It’s important to remember that CBD supplements haven’t been subjected to the same scrutiny and testing as medicinal products. As a result, they mustn’t be sold or promoted as having medicinal benefits and should only be used under the guidance of a healthcare professional.
CBD is derived from the cannabis plant, but unlike its psychoactive cousin, THC, it does not produce a ‘high’. It is classed as a food supplement rather than a drug in the UK and can be bought legally in health food shops, provided it contains no THC. However, a recent analysis of products on the market found two-thirds contained less than the declared amount of CBD, while seven contained another controlled cannabinoid called cannabinol (CBN).
The popularity of CBD has been driven by claims it can ease anxiety and pain. But the evidence for these benefits is weak, and there are concerns over quality and safety. The Food Standards Agency warns that products sold in health food shops may not be safe, with vulnerable people – such as pregnant women and those taking anti-psychotic medicines – at particular risk of side effects, including tiredness and a change to appetite.
CBD is available as an oil to be consumed or applied to the skin. The most common dosage is 20 to 40mg per day. The oil is usually taken using a dropper or spray and held under the tongue for 30 seconds to a minute before swallowing. In the UK, CBD is available on prescription from a GP if they are on a specialist register. This includes doctors at NHS trusts, who must follow the same procedures as private practitioners to prescribe unlicensed special medicines. Two medicinal cannabis products containing CBD are already licensed in the UK: Sativex, a mouth spray that contains equal parts THC and CBD and is prescribed to treat spasticity associated with MS; and Epidiolex, which has been licensed to reduce seizures in children with severe forms of epilepsy.
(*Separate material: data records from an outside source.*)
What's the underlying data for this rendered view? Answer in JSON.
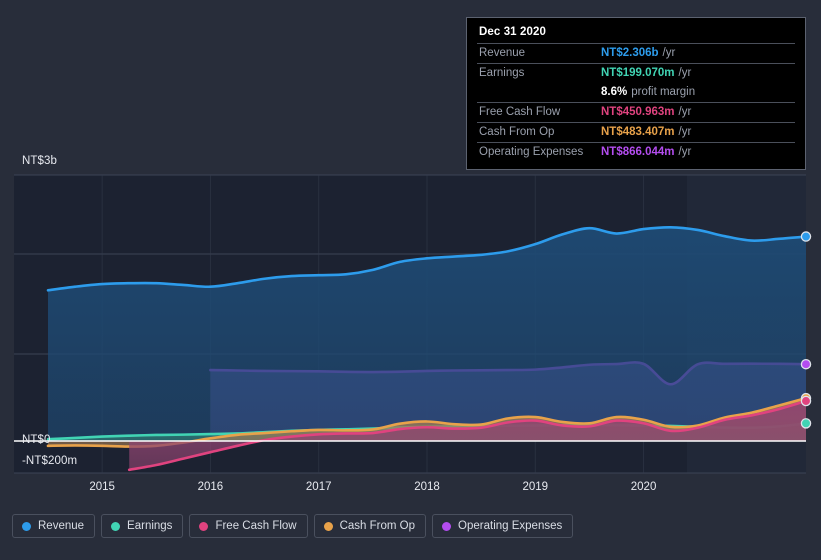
{
  "chart_data": {
    "type": "area",
    "title": "",
    "xlabel": "",
    "ylabel": "",
    "currency": "NT$",
    "grid": true,
    "legend_position": "bottom",
    "x_ticks": [
      "2015",
      "2016",
      "2017",
      "2018",
      "2019",
      "2020"
    ],
    "y_ticks": [
      "NT$3b",
      "NT$0",
      "-NT$200m"
    ],
    "ylim": [
      -200000000,
      3400000000
    ],
    "zero_line": 0,
    "series": [
      {
        "name": "Revenue",
        "color": "#2d9cec",
        "fill": "#1e4a74",
        "values": [
          1.7,
          1.74,
          1.77,
          1.78,
          1.78,
          1.76,
          1.74,
          1.78,
          1.83,
          1.86,
          1.87,
          1.88,
          1.93,
          2.02,
          2.06,
          2.08,
          2.1,
          2.14,
          2.22,
          2.33,
          2.4,
          2.34,
          2.39,
          2.41,
          2.38,
          2.31,
          2.26,
          2.28,
          2.306
        ],
        "unit": "NT$b"
      },
      {
        "name": "Earnings",
        "color": "#41d4b4",
        "fill": "#2f7f74",
        "values": [
          0.02,
          0.035,
          0.05,
          0.06,
          0.068,
          0.072,
          0.078,
          0.085,
          0.1,
          0.115,
          0.125,
          0.132,
          0.14,
          0.152,
          0.16,
          0.165,
          0.17,
          0.172,
          0.175,
          0.178,
          0.18,
          0.178,
          0.175,
          0.17,
          0.16,
          0.152,
          0.15,
          0.165,
          0.199
        ],
        "unit": "NT$b"
      },
      {
        "name": "Free Cash Flow",
        "color": "#e0437f",
        "fill": "#8e4470",
        "values": [
          null,
          null,
          null,
          -0.18,
          -0.15,
          -0.11,
          -0.07,
          -0.03,
          0.01,
          0.05,
          0.075,
          0.085,
          0.09,
          0.135,
          0.155,
          0.14,
          0.15,
          0.21,
          0.23,
          0.175,
          0.165,
          0.23,
          0.2,
          0.115,
          0.15,
          0.24,
          0.29,
          0.36,
          0.451
        ],
        "unit": "NT$b"
      },
      {
        "name": "Cash From Op",
        "color": "#e8a24a",
        "fill": "#a07a53",
        "values": [
          -0.03,
          -0.028,
          -0.03,
          -0.035,
          -0.03,
          -0.01,
          0.03,
          0.07,
          0.09,
          0.11,
          0.125,
          0.12,
          0.13,
          0.195,
          0.22,
          0.19,
          0.185,
          0.255,
          0.27,
          0.215,
          0.2,
          0.27,
          0.24,
          0.16,
          0.175,
          0.265,
          0.32,
          0.4,
          0.483
        ],
        "unit": "NT$b"
      },
      {
        "name": "Operating Expenses",
        "color": "#b44df0",
        "fill": "#564a8e",
        "values": [
          null,
          null,
          null,
          null,
          null,
          null,
          0.8,
          0.795,
          0.79,
          0.788,
          0.786,
          0.78,
          0.778,
          0.782,
          0.79,
          0.795,
          0.797,
          0.8,
          0.805,
          0.83,
          0.86,
          0.868,
          0.87,
          0.64,
          0.865,
          0.87,
          0.872,
          0.87,
          0.866
        ],
        "unit": "NT$b"
      }
    ]
  },
  "tooltip": {
    "date": "Dec 31 2020",
    "rows": [
      {
        "label": "Revenue",
        "value": "NT$2.306b",
        "suffix": "/yr",
        "color": "#2d9cec"
      },
      {
        "label": "Earnings",
        "value": "NT$199.070m",
        "suffix": "/yr",
        "color": "#41d4b4"
      },
      {
        "label": "",
        "value": "8.6%",
        "suffix": "profit margin",
        "color": "#ffffff",
        "no_rule": true
      },
      {
        "label": "Free Cash Flow",
        "value": "NT$450.963m",
        "suffix": "/yr",
        "color": "#e0437f"
      },
      {
        "label": "Cash From Op",
        "value": "NT$483.407m",
        "suffix": "/yr",
        "color": "#e8a24a"
      },
      {
        "label": "Operating Expenses",
        "value": "NT$866.044m",
        "suffix": "/yr",
        "color": "#b44df0"
      }
    ]
  },
  "axis": {
    "y_top": "NT$3b",
    "y_zero": "NT$0",
    "y_bottom": "-NT$200m",
    "x_ticks": [
      "2015",
      "2016",
      "2017",
      "2018",
      "2019",
      "2020"
    ]
  },
  "legend": {
    "items": [
      {
        "label": "Revenue",
        "color": "#2d9cec"
      },
      {
        "label": "Earnings",
        "color": "#41d4b4"
      },
      {
        "label": "Free Cash Flow",
        "color": "#e0437f"
      },
      {
        "label": "Cash From Op",
        "color": "#e8a24a"
      },
      {
        "label": "Operating Expenses",
        "color": "#b44df0"
      }
    ]
  },
  "colors": {
    "background": "#282d3a",
    "plot_background": "#1c2231",
    "plot_background_right": "#212838",
    "gridline": "#3c4455",
    "zero_line": "#ffffff",
    "tooltip_background": "#000000",
    "tooltip_border": "#5c6270"
  }
}
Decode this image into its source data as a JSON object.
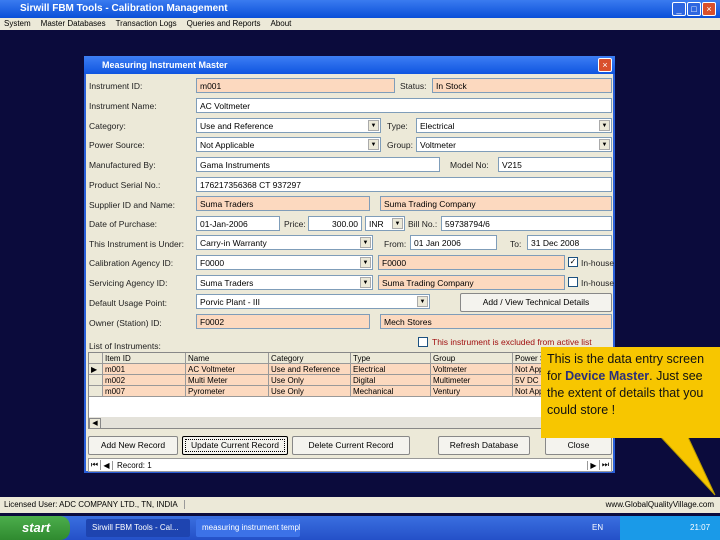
{
  "app": {
    "title": "Sirwill FBM Tools - Calibration Management",
    "menu": [
      "System",
      "Master Databases",
      "Transaction Logs",
      "Queries and Reports",
      "About"
    ]
  },
  "dialog": {
    "title": "Measuring Instrument Master",
    "fields": {
      "instrument_id": {
        "label": "Instrument ID:",
        "value": "m001"
      },
      "status": {
        "label": "Status:",
        "value": "In Stock"
      },
      "instrument_name": {
        "label": "Instrument Name:",
        "value": "AC Voltmeter"
      },
      "category": {
        "label": "Category:",
        "value": "Use and Reference"
      },
      "type": {
        "label": "Type:",
        "value": "Electrical"
      },
      "power_source": {
        "label": "Power Source:",
        "value": "Not Applicable"
      },
      "group": {
        "label": "Group:",
        "value": "Voltmeter"
      },
      "manufactured_by": {
        "label": "Manufactured By:",
        "value": "Gama Instruments"
      },
      "model_no": {
        "label": "Model No:",
        "value": "V215"
      },
      "serial_no": {
        "label": "Product Serial No.:",
        "value": "176217356368 CT 937297"
      },
      "supplier": {
        "label": "Supplier ID and Name:",
        "id": "Suma Traders",
        "name": "Suma Trading Company"
      },
      "date_of_purchase": {
        "label": "Date of Purchase:",
        "value": "01-Jan-2006"
      },
      "price": {
        "label": "Price:",
        "value": "300.00",
        "currency": "INR"
      },
      "bill_no": {
        "label": "Bill No.:",
        "value": "59738794/6"
      },
      "under": {
        "label": "This Instrument is Under:",
        "value": "Carry-in Warranty",
        "from_label": "From:",
        "from": "01 Jan 2006",
        "to_label": "To:",
        "to": "31 Dec 2008"
      },
      "calibration_agency": {
        "label": "Calibration Agency ID:",
        "id": "F0000",
        "name": "F0000",
        "inhouse_label": "In-house",
        "inhouse": true
      },
      "servicing_agency": {
        "label": "Servicing Agency ID:",
        "id": "Suma Traders",
        "name": "Suma Trading Company",
        "inhouse_label": "In-house",
        "inhouse": false
      },
      "default_usage": {
        "label": "Default Usage Point:",
        "value": "Porvic Plant - III"
      },
      "owner": {
        "label": "Owner (Station) ID:",
        "id": "F0002",
        "name": "Mech Stores"
      }
    },
    "tech_button": "Add / View Technical Details",
    "excluded_label": "This instrument is excluded from active list",
    "list_label": "List of Instruments:",
    "grid": {
      "columns": [
        "Item ID",
        "Name",
        "Category",
        "Type",
        "Group",
        "Power S"
      ],
      "rows": [
        [
          "m001",
          "AC Voltmeter",
          "Use and Reference",
          "Electrical",
          "Voltmeter",
          "Not App"
        ],
        [
          "m002",
          "Multi Meter",
          "Use Only",
          "Digital",
          "Multimeter",
          "5V DC"
        ],
        [
          "m007",
          "Pyrometer",
          "Use Only",
          "Mechanical",
          "Ventury",
          "Not App"
        ]
      ]
    },
    "buttons": {
      "add": "Add New Record",
      "update": "Update Current Record",
      "delete": "Delete Current Record",
      "refresh": "Refresh Database",
      "close": "Close"
    },
    "record": "Record: 1"
  },
  "statusbar": {
    "left": "Licensed User: ADC COMPANY LTD., TN, INDIA",
    "right": "www.GlobalQualityVillage.com"
  },
  "taskbar": {
    "start": "start",
    "tasks": [
      "Sirwill FBM Tools - Cal...",
      "measuring instrument template..."
    ],
    "lang": "EN",
    "clock": "21:07"
  },
  "callout": {
    "pre": "This is the data entry screen for ",
    "bold": "Device Master",
    "post": ". Just see the extent of details that you could store !",
    "accent": "#f7c600"
  }
}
CBD can be found in the high street and online, where a range of products is on offer, including oils for vaping or ingesting via plastic syringes as well as capsules, muscle gels, sprays and other edibles. There are even CBD-infused ice cream and beer. However, the majority of these products are classed as a food supplement and not medicine so don’t have the same level of regulation. As such, research into their claims – from reducing depression to relieving anxiety and pain – is limited.
The Food Standards Agency (FSA) warns that people should not consume more than 70mg of CBD oil per day, and advises vulnerable groups to avoid it altogether. It says that pregnant women, breastfeeding mothers and people taking medication should also steer clear of it.
While pre-clinical evidence suggests CBD could help some symptoms, it hasn’t been proved in human trials, and there is a lot of hype surrounding its use. In addition, CBD has been linked to raised liver enzyme levels in some people, which can cause a build-up of toxins.
Prof O’Sullivan worries that the popularity of CBD is driving consumers to rely on unregulated supplements, and she is concerned that retailers are capitalising on its ‘halo of wellness’. She is also worried that the VMD blog will fuel expectations among pet owners that their vets can prescribe CBD for their pets.